Section 190(1) of the LRA describes the date of dismissal as the date on which the employment contract was terminated or the date on which the employee left the service of the employer, whichever comes first.

Termination of tenure

If a farm dweller has been dismissed and wants to dispute the fairness of the dismissal, it is, according to the provisions of section 8(2), crucial to remember that a labour dispute must be settled before the farm dweller’s right of tenure on the farm in terms of the ESTA can be terminated.

In other words, if the occupier whose right of tenure arises by virtue of a service agreement disputes his or her dismissal, the dispute regarding the fairness of dismissal must first be settled before the landowner or person in charge may terminate the occupier’s right of tenure.
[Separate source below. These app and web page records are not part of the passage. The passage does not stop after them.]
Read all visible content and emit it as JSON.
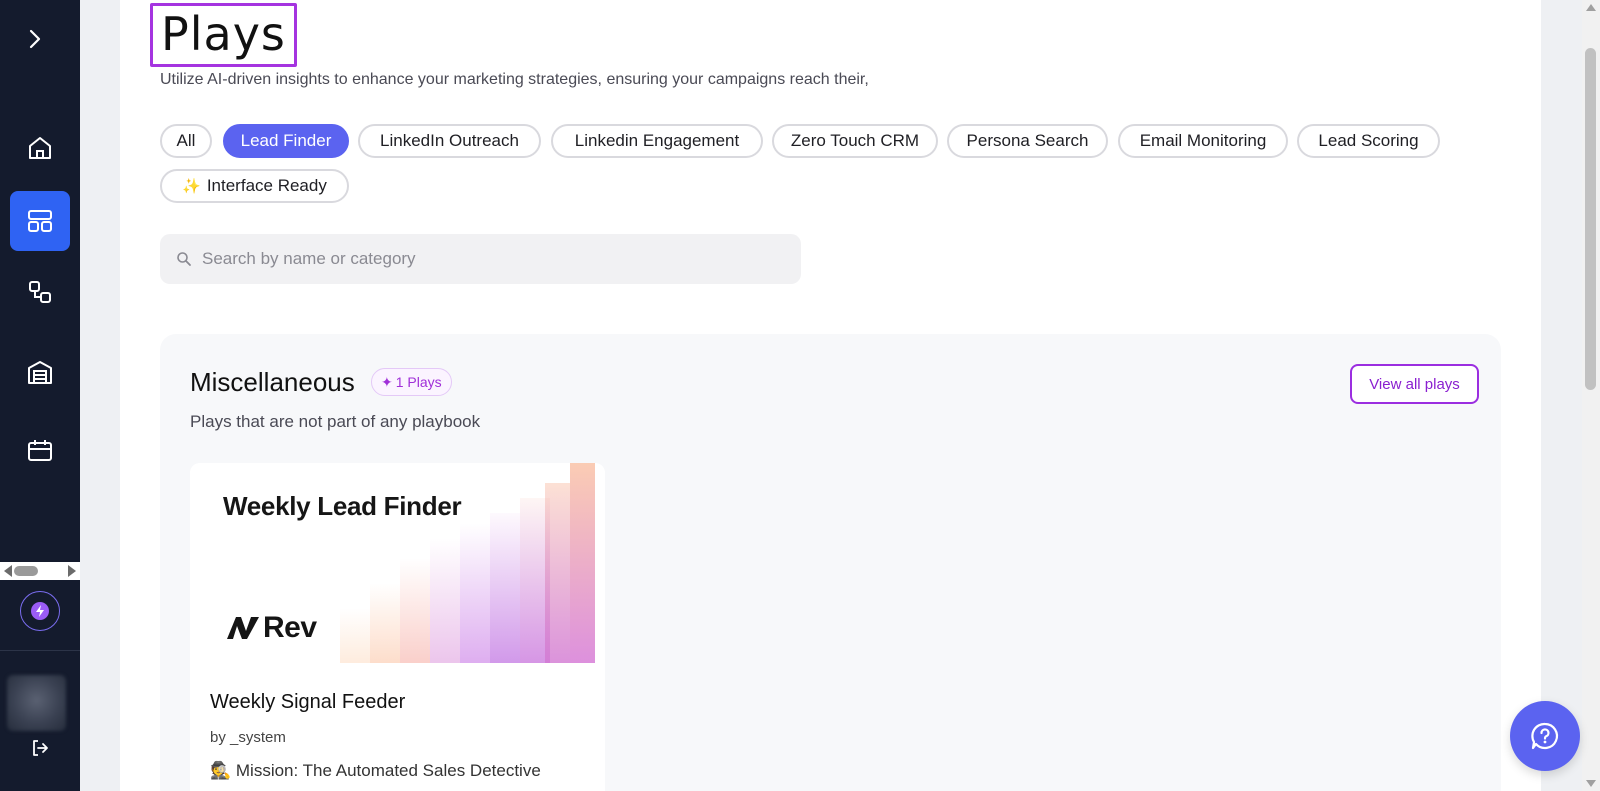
{
  "sidebar": {
    "items": [
      {
        "name": "home",
        "icon": "home-icon"
      },
      {
        "name": "plays",
        "icon": "layout-grid-icon",
        "active": true
      },
      {
        "name": "workflows",
        "icon": "flow-icon"
      },
      {
        "name": "warehouse",
        "icon": "warehouse-icon"
      },
      {
        "name": "calendar",
        "icon": "calendar-icon"
      }
    ]
  },
  "page": {
    "title": "Plays",
    "subtitle": "Utilize AI-driven insights to enhance your marketing strategies, ensuring your campaigns reach their,"
  },
  "filters": {
    "chips": [
      "All",
      "Lead Finder",
      "LinkedIn Outreach",
      "Linkedin Engagement",
      "Zero Touch CRM",
      "Persona Search",
      "Email Monitoring",
      "Lead Scoring",
      "Interface Ready"
    ],
    "active": "Lead Finder"
  },
  "search": {
    "placeholder": "Search by name or category",
    "value": ""
  },
  "section": {
    "title": "Miscellaneous",
    "badge": "1 Plays",
    "description": "Plays that are not part of any playbook",
    "view_all_label": "View all plays"
  },
  "card": {
    "hero_title": "Weekly Lead Finder",
    "hero_logo_text": "Rev",
    "title": "Weekly Signal Feeder",
    "by": "by _system",
    "mission": "🕵️ Mission: The Automated Sales Detective"
  },
  "colors": {
    "sidebar_bg": "#141b2d",
    "accent": "#5b63f0",
    "active_nav": "#2f63f3",
    "highlight_border": "#a534e0"
  }
}
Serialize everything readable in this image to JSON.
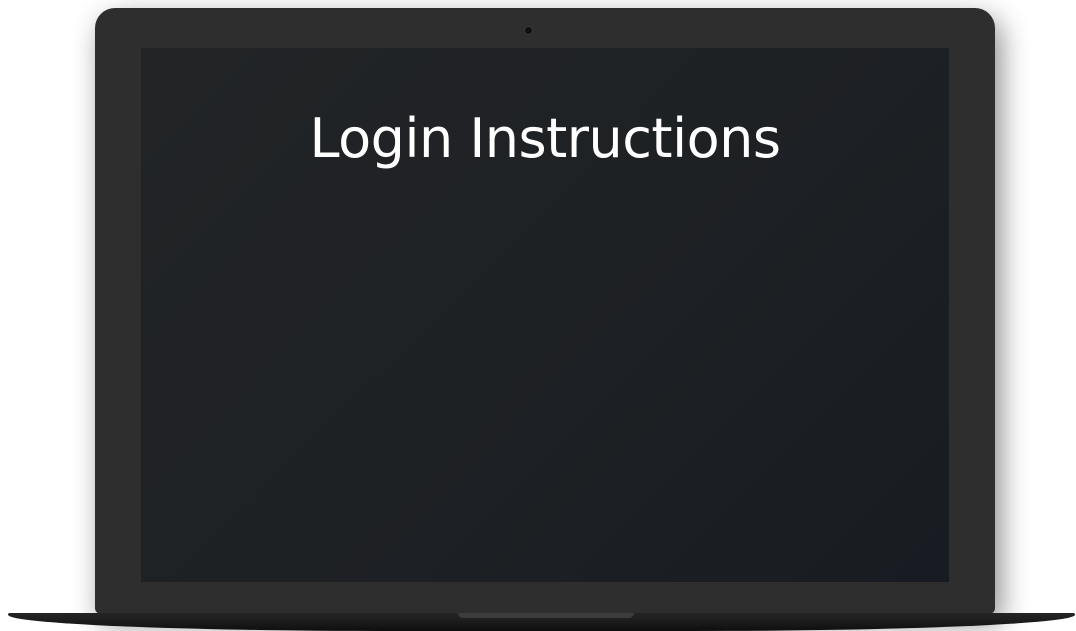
{
  "screen": {
    "title": "Login Instructions"
  },
  "colors": {
    "frame": "#2e2e2f",
    "screen_bg": "#1e2124",
    "title_text": "#ffffff",
    "base": "#1a1a1b"
  }
}
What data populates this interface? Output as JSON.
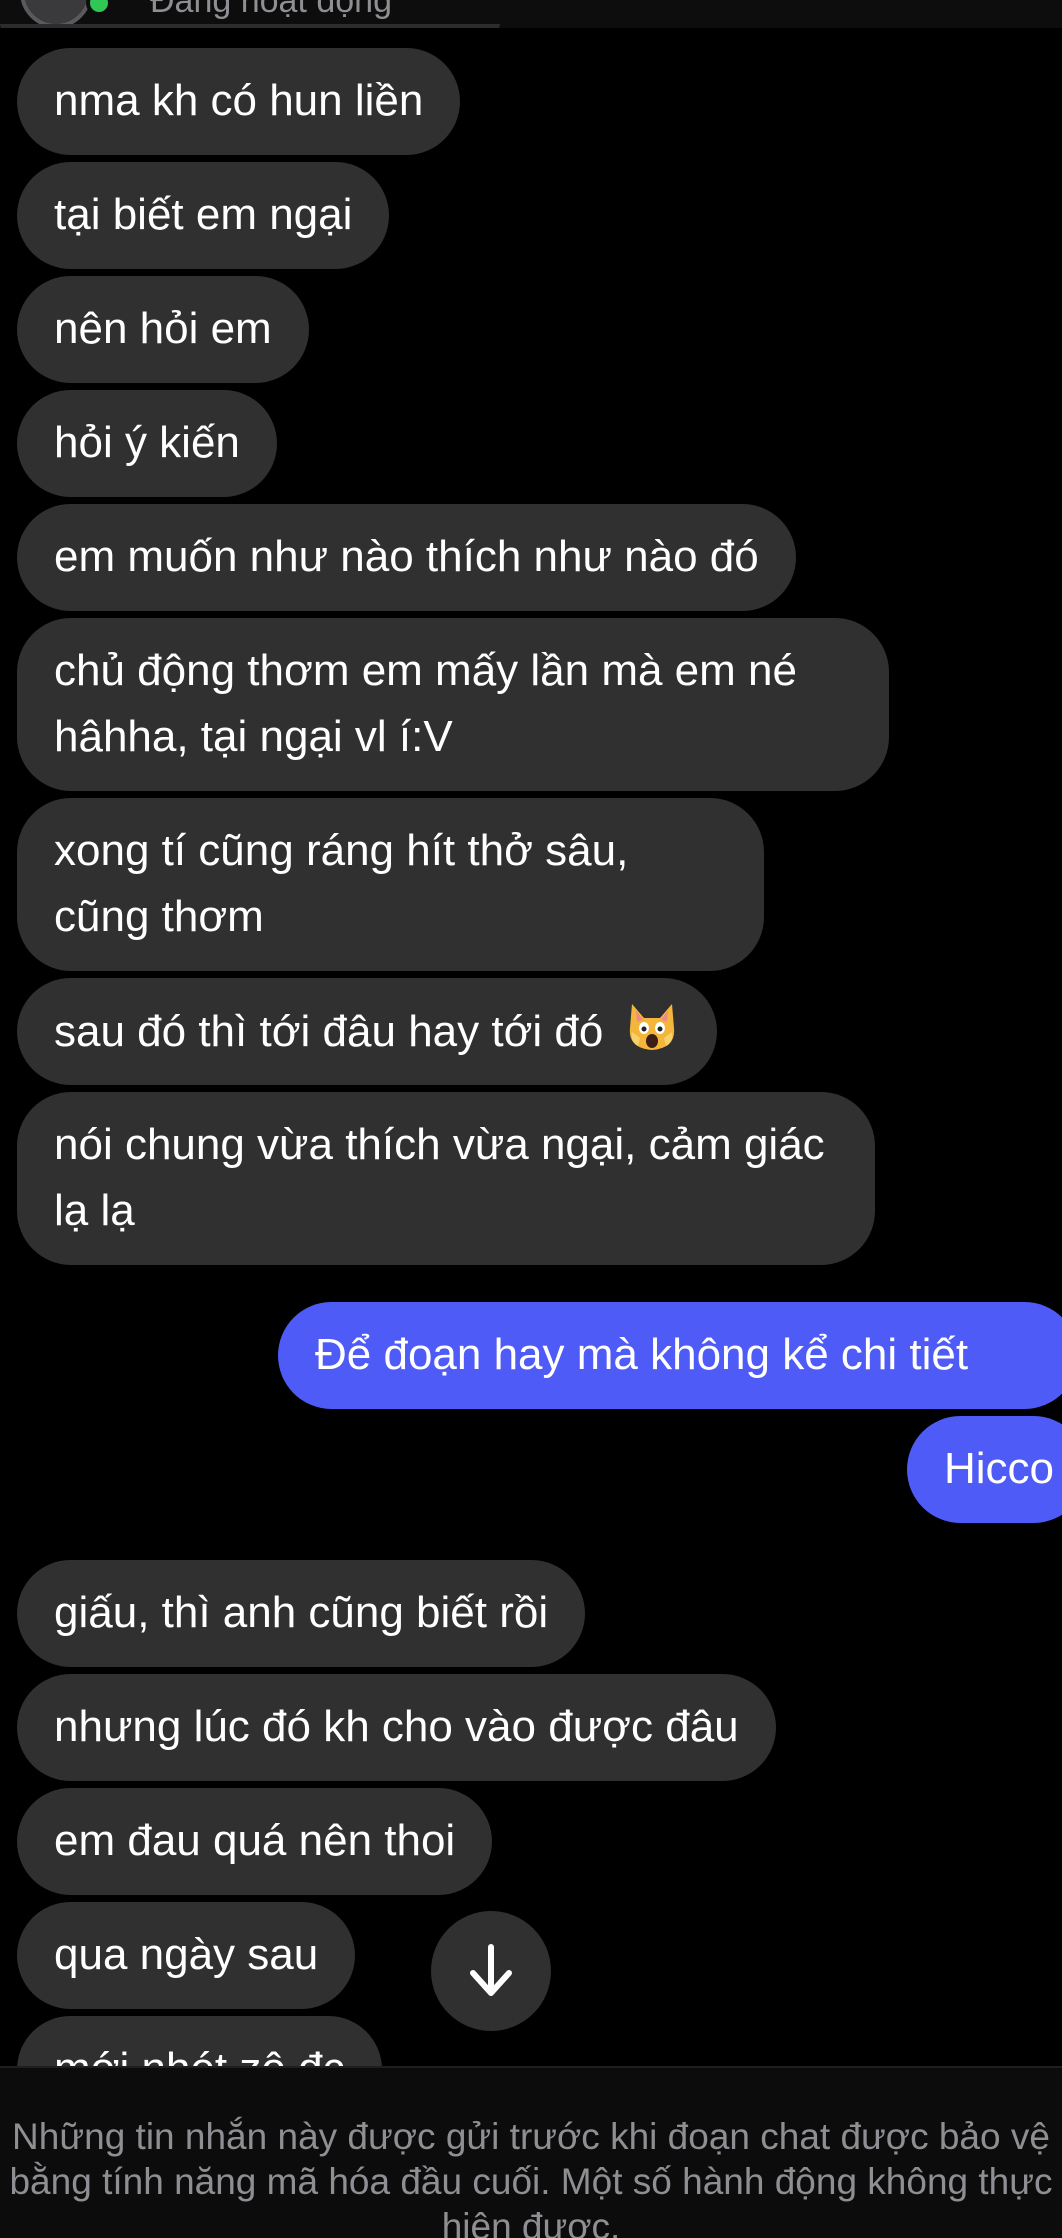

The result is that the owner or person in charge will be obliged to provide accommodation to the dismissed employee, until such time as the dispute regarding the validity of the dismissal in question has been settled.

Consequently, the ESTA does not provide for the termination of a farm dweller’s right of tenure while the labour dispute is unresolved. Should an owner attempt to terminate rights before the dispute is resolved, he or she will run the risk that all steps in the eviction proceedings may be undone.

Disputing a dismissal

With regard to section 8(3), the Land Claims Court does not have the legal jurisdiction to decide whether the termination of the farm dweller’s employment relationship was performed in accordance with the LRA. If a farm dweller wishes to challenge the lawfulness of his/her dismissal, he/she will have to challenge the termination of service in accordance with the procedures as prescribed by the LRA.

However, it is important to remember that if a farm dweller fails to take the necessary steps in time to challenge his/her dismissal, the court will accept the dismissal as fair.

Consequently, when an occupier has been dismissed (or has resigned), an owner or person in charge will have to wait until the period in terms of section 191(1)(b)(i) of the LRA has expired, before the occupier’s right of tenure can be terminated in terms of the ESTA, so that there is no dispute pending when eviction proceedings are launched.

Once the 30 days (after the date of dismissal) have lapsed, and assuming that the dismissed employee does not refer the dispute and asks for condonation for non-compliance with the prescribed time frame, the termination of the right of tenure as well as further steps in terms of the ESTA may continue. – Clarissa Pienaar, Moolman & Pienaar Incorporated

For more information, contact Clarissa Pienaar on 018 297 8799
or send an email to clarissap@mmlaw.co.za or hj@mmlaw.co.za.